Not so much the Whig view of history as a no-holds-barred Tory view in which the 'greatness' of a country is measured by military success. Thus Edwards I and III were great Kings and Edward II a disastrous weakling. There are heroes (Robert the Bruce and William Wallace, the Black Prince, John Wycliff etc) and there are villains (Piers Gaveston and the Despensers, Alice Perrers and John of Gaunt and any number of dastardly foreigners). And Costain loves a good story. Although he sometimes points out the lack of evidence for some of his tales, all the classics are here, such as the presentation to the Welsh lords of the first Prince of Wales, a child who spoke no English (because he was the recently born King's son). This is myth retold as if it were history and told for the purpose of encouraging patriotism. It is about great men and wicked men and matters such as economic conditions and complex characters are downplayed. It is racist ("There have always been forces at work in the world which over-ride justice. The sufferings that the defeated Saxons endured for two centuries were gradually forgotten in the fusion of the two races. Who will say that the Indians of North America should have been allowed to keep the continent for themselves?"; I, 9.1) and sexist ("She might have glanced slyly out of the corner of a starry eye at stout London aldermen and swished her scented wiliecoats at court receptions, but this was no more than the habitual exercise in mass subjugation in which beautiful women indulge"; II, 6.3) It is, in short, simplistic. But not naive. Not innocent. I think Costain understands the propaganda value of his stories.

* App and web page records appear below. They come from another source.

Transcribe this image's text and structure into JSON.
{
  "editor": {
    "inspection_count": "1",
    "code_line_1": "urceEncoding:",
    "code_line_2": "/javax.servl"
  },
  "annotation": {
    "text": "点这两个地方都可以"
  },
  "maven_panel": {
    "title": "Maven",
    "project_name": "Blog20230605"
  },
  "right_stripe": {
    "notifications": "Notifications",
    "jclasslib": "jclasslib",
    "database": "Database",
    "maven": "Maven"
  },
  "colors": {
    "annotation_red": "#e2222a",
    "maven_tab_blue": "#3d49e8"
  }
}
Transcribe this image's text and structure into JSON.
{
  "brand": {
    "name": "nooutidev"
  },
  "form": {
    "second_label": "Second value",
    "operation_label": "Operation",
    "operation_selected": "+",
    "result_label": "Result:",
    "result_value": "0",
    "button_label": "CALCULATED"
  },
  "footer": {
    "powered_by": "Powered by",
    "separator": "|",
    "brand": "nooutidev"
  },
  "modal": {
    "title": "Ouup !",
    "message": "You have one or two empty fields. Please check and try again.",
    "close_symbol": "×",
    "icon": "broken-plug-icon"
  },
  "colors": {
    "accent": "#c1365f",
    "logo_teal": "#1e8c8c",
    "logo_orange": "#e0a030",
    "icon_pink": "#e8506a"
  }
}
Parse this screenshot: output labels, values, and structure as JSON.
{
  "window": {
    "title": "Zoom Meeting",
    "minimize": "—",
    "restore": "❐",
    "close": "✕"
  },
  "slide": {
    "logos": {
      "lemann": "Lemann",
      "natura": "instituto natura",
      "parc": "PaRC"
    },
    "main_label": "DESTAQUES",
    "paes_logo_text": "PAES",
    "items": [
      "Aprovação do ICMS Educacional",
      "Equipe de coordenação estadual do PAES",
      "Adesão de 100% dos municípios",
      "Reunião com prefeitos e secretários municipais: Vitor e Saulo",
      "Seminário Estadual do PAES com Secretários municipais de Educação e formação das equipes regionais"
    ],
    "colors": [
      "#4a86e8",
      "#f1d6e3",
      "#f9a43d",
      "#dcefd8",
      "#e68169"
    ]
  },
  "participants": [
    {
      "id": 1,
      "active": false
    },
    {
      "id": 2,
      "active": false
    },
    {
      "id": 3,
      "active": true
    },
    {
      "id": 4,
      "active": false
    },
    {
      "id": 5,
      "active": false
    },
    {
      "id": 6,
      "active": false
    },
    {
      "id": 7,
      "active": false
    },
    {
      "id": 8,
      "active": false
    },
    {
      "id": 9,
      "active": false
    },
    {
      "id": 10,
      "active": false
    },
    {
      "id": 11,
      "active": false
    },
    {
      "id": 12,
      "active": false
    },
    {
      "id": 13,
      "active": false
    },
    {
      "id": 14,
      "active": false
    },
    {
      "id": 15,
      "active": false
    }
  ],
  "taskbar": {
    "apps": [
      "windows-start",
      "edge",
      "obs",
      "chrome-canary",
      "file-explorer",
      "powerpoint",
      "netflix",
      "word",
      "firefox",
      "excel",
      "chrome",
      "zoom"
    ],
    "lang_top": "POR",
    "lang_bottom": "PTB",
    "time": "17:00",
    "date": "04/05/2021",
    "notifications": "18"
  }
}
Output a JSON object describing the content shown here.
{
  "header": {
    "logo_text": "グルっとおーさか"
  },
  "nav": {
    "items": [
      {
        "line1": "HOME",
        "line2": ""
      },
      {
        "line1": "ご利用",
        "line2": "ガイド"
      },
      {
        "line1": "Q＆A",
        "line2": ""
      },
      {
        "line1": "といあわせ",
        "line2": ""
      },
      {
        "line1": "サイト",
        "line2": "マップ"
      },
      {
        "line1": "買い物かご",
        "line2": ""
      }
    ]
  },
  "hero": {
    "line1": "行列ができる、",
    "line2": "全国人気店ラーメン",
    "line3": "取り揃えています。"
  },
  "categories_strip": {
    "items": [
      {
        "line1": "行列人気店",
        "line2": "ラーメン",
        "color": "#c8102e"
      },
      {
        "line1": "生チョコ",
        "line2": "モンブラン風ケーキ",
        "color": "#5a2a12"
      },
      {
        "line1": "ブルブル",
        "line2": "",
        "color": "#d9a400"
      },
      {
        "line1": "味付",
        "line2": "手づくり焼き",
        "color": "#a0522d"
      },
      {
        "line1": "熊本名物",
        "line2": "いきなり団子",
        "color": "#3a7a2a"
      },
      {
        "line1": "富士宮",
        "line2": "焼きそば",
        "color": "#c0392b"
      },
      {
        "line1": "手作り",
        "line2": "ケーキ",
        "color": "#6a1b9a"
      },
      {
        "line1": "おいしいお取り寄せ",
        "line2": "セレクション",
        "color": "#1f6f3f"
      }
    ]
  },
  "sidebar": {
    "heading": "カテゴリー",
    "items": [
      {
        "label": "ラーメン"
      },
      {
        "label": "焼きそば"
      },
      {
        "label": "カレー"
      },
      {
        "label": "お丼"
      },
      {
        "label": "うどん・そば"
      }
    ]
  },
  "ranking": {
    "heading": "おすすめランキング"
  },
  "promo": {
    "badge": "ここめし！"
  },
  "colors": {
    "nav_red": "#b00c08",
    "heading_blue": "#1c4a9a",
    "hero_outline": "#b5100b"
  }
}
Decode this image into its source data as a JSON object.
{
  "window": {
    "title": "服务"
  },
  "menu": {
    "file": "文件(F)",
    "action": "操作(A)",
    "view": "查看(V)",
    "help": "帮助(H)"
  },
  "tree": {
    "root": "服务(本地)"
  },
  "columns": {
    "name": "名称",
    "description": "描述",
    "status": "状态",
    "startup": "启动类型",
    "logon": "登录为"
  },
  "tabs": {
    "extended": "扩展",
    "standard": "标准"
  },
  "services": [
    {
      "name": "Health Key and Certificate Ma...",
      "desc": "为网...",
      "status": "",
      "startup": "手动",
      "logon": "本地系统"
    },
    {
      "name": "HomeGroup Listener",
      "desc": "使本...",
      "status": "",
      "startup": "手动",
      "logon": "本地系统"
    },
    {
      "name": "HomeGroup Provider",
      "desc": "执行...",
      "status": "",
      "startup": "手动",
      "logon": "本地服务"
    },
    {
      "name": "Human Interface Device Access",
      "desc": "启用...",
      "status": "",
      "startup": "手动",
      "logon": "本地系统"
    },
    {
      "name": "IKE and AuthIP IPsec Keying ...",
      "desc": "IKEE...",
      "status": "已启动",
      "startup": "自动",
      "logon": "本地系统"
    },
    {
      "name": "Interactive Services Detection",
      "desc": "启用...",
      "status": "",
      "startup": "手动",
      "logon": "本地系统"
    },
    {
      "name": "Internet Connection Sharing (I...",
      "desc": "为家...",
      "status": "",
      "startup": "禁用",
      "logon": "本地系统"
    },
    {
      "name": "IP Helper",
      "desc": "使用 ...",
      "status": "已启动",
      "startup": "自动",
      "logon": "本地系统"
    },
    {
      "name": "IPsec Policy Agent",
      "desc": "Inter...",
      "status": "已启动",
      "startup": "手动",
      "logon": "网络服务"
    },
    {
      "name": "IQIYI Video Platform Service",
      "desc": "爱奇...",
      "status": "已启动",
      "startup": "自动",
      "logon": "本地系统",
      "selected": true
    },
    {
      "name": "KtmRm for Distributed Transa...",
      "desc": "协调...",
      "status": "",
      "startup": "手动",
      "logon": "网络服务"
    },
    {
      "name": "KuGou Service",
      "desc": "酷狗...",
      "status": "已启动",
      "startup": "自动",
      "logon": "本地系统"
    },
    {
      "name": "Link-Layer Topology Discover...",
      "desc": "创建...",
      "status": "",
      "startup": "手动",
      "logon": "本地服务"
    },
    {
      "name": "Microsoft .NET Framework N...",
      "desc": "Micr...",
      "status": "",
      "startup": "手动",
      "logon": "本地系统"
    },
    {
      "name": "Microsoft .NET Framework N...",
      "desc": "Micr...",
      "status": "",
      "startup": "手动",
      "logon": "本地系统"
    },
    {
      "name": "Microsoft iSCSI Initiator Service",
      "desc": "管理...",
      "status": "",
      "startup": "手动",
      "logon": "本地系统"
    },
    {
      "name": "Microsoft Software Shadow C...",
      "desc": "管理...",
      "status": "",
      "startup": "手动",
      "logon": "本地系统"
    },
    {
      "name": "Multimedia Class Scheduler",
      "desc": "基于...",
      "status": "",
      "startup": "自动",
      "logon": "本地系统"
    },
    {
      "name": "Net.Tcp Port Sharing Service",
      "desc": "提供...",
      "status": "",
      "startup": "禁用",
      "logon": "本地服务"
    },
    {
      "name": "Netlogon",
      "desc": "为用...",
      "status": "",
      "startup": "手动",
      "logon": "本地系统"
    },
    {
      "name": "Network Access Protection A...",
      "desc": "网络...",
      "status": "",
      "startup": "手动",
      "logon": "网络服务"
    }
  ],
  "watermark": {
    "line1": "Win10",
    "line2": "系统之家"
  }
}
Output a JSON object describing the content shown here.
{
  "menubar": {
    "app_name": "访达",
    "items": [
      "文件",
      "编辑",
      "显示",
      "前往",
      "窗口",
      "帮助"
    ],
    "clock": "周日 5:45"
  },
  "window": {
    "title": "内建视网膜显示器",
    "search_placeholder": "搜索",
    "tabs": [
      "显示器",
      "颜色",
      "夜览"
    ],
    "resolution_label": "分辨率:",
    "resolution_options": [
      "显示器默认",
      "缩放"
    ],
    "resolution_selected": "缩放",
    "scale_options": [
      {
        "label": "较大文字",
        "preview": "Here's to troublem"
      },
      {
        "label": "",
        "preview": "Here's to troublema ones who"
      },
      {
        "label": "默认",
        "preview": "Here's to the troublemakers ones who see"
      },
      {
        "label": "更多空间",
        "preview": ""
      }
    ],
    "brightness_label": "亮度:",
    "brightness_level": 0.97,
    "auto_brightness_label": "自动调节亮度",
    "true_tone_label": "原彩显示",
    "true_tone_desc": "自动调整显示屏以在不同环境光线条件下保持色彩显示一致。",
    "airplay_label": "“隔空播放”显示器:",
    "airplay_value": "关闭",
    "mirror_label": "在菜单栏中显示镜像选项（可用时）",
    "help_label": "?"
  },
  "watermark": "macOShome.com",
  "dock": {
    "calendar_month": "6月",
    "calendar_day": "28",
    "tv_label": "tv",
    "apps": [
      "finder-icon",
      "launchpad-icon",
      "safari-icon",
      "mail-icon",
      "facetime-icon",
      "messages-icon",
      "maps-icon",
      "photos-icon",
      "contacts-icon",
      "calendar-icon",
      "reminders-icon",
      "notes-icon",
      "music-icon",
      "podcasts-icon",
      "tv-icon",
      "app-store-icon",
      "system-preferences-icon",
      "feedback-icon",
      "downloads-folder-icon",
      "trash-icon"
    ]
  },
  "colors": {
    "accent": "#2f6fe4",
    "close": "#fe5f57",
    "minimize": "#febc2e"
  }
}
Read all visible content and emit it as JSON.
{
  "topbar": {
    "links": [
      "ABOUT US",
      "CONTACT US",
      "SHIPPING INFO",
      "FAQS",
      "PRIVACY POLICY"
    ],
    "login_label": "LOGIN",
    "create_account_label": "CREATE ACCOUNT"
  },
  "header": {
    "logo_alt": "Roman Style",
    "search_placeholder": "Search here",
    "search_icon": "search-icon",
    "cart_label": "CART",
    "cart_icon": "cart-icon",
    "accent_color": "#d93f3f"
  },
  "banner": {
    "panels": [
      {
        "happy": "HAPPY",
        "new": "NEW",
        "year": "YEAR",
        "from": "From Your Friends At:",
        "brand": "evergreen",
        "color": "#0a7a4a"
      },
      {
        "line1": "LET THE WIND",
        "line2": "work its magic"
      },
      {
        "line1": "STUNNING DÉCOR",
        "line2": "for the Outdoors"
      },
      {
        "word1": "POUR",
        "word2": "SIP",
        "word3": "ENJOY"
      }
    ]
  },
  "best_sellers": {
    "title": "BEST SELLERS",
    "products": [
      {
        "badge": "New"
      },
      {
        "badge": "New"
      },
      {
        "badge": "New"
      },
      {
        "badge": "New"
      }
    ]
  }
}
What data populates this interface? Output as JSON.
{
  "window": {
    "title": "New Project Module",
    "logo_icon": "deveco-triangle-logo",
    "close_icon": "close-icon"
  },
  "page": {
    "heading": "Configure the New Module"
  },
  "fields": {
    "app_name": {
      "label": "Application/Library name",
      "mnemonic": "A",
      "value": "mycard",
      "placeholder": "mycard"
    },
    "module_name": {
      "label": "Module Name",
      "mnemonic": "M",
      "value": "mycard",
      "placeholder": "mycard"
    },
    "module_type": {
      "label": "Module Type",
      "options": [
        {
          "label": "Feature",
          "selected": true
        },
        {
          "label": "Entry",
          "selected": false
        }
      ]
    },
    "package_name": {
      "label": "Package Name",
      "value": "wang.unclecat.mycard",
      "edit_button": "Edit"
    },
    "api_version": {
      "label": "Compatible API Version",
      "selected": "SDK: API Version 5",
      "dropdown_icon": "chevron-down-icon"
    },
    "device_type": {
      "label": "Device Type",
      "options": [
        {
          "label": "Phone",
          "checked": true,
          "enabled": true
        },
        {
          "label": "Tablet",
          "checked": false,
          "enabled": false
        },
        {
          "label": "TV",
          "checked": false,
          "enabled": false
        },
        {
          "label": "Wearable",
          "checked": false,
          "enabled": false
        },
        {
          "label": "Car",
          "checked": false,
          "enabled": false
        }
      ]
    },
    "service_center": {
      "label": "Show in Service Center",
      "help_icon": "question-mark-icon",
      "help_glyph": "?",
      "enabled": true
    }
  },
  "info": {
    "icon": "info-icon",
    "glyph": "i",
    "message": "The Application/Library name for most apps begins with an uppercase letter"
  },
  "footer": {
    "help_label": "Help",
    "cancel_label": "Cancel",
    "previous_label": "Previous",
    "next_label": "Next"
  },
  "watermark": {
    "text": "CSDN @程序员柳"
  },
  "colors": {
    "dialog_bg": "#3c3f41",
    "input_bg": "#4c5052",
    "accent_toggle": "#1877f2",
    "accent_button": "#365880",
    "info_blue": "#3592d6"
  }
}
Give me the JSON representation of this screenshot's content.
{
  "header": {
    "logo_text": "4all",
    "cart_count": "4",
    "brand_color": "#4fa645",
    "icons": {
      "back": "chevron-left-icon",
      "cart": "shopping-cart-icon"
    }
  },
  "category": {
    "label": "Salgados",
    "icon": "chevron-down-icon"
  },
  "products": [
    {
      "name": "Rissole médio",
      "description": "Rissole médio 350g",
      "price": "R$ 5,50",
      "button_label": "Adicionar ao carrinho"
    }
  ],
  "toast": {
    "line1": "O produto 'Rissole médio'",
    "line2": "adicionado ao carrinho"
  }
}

- "Used at first for decoration only, on books and purses and scabbards as well as clothes, the button began to prove its utility in holding clothes closer to the body, thereby providing greater warmth and accentuating (where the ladies were concerned) the gentle curve of the figure." (I, 6.1) He really can't resist a sexist aside.
- "Even opportunities for reading were limited, the royal library consisting of three books." (I, 6.2)
- "He remained single all his life because he had no time for matrimony and perhaps also because of an admiration for the fair sex so general that he could not find one to exclude all others from his mind." (III, 16.2)
- "The battlefields where great warriors died are so encroached upon by modern villas and so befouled by the rotting remains of motorcars and the staves of oil barrels that they do not always repay a visit." (III, 17.2)
September 2021; 467 pages